* Task prompt: Locate every line in the records below that contains the word "editor", and copy each one.

* Provided records:
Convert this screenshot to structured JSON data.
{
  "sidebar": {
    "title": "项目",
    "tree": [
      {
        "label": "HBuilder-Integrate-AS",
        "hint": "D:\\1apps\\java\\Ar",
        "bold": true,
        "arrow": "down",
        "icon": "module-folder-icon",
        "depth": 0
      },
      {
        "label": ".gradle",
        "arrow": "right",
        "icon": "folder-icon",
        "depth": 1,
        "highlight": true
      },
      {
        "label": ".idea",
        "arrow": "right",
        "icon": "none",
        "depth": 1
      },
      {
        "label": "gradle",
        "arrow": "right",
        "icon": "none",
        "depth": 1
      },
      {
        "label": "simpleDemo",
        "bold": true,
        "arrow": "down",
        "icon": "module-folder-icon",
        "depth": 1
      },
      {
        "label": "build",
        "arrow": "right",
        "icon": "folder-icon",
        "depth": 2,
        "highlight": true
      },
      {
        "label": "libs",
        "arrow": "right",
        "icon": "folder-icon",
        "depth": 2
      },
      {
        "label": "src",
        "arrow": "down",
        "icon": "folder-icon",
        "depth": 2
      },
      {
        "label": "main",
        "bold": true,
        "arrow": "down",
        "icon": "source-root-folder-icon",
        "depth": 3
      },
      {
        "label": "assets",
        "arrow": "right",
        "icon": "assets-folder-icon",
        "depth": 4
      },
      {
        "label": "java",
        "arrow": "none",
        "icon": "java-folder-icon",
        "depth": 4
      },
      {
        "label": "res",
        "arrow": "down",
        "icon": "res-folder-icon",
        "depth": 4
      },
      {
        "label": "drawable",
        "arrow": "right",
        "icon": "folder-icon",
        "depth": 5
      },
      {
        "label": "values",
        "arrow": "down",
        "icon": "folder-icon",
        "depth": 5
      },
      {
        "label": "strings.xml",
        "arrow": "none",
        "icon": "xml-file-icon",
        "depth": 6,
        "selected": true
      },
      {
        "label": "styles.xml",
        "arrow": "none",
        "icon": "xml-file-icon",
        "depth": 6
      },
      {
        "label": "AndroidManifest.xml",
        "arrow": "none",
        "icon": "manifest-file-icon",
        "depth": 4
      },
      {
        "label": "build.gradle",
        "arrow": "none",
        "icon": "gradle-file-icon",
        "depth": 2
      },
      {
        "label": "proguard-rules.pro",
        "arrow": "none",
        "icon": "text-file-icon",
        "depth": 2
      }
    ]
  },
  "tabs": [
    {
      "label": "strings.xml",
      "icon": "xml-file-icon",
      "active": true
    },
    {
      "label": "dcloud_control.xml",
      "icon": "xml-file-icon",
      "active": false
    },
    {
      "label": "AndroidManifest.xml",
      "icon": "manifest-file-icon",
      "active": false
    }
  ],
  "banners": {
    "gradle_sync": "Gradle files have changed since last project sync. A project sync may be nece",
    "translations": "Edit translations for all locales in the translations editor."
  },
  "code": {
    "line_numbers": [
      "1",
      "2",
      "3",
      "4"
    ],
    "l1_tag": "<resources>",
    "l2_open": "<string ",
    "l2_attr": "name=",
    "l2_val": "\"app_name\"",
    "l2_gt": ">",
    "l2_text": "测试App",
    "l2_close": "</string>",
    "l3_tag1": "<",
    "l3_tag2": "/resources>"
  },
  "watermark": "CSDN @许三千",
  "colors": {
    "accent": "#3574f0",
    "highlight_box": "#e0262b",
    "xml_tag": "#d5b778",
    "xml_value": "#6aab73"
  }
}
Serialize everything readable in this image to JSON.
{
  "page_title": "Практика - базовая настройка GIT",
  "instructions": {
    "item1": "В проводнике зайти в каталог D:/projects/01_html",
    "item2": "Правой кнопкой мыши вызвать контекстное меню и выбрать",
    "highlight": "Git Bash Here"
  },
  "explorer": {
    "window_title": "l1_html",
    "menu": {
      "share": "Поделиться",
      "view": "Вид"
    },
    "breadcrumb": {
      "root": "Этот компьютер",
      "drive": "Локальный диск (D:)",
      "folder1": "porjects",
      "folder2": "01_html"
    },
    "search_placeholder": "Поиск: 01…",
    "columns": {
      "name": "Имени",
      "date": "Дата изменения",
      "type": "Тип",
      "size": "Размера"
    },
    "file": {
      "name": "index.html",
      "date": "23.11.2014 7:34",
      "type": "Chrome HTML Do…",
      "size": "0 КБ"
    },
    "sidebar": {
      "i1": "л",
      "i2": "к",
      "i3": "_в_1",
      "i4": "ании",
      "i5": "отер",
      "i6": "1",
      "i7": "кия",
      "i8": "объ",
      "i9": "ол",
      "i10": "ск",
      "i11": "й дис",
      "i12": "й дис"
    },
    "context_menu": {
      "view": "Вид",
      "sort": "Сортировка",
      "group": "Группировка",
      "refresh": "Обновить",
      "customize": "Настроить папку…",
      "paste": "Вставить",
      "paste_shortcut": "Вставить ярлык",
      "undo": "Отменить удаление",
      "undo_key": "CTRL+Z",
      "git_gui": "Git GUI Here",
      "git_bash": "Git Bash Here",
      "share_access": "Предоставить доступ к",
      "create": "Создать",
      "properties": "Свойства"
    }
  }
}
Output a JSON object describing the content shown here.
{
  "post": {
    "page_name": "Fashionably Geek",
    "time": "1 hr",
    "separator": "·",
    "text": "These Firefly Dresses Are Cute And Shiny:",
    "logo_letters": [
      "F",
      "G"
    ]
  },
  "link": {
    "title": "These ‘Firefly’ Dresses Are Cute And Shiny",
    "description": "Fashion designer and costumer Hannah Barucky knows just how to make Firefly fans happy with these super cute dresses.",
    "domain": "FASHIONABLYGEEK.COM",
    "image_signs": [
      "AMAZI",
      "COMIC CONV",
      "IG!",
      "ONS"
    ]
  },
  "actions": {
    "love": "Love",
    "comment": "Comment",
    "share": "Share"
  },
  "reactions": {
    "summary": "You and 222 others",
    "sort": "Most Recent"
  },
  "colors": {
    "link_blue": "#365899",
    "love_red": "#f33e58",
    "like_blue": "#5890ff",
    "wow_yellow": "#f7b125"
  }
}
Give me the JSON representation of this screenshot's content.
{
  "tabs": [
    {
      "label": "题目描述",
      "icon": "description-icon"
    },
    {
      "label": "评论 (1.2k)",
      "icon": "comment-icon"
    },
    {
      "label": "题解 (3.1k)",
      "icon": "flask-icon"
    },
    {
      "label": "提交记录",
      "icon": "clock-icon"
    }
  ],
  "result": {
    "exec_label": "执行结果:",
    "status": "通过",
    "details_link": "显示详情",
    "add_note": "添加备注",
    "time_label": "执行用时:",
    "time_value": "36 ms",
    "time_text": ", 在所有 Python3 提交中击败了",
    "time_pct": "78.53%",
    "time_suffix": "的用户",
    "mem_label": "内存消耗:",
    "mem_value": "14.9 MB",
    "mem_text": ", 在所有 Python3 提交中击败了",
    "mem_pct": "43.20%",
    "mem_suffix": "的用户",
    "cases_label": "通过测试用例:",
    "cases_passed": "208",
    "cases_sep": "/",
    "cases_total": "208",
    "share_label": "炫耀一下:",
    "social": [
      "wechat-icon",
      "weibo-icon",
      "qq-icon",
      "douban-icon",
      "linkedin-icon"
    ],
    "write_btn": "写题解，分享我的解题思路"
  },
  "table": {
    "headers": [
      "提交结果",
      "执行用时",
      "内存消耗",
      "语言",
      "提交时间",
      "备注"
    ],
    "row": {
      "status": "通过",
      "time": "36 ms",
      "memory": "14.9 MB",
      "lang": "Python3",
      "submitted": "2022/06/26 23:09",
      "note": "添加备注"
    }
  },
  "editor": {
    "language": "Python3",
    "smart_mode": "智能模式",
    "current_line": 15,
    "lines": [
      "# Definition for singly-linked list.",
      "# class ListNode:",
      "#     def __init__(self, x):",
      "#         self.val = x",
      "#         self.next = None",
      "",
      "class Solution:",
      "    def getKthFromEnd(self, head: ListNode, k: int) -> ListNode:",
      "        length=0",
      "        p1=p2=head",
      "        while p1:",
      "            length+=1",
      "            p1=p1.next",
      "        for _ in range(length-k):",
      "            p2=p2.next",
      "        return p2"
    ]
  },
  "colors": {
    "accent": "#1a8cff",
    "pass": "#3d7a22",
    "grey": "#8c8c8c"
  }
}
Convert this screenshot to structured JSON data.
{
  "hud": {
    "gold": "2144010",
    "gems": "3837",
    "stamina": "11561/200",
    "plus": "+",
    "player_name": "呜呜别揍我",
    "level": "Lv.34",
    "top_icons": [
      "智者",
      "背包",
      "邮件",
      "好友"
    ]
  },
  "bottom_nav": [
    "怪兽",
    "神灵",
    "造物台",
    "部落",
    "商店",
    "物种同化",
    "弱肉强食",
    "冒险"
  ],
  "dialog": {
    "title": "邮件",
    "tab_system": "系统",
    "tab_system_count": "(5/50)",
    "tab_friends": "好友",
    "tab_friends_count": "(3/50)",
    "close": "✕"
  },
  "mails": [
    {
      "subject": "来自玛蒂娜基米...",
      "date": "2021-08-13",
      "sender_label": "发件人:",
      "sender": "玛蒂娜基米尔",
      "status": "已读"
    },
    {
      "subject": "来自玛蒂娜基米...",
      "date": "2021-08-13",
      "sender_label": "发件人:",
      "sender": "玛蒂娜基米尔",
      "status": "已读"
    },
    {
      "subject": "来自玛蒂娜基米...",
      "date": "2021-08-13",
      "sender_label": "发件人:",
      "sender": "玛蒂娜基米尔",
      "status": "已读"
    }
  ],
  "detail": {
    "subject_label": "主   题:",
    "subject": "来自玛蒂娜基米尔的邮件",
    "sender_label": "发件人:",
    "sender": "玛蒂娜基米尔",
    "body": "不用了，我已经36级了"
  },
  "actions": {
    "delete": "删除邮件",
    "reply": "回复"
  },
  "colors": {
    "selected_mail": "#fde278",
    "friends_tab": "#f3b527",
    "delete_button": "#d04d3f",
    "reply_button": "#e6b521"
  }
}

* The answer:
    "translations": "Edit translations for all locales in the translations editor."
  "editor": {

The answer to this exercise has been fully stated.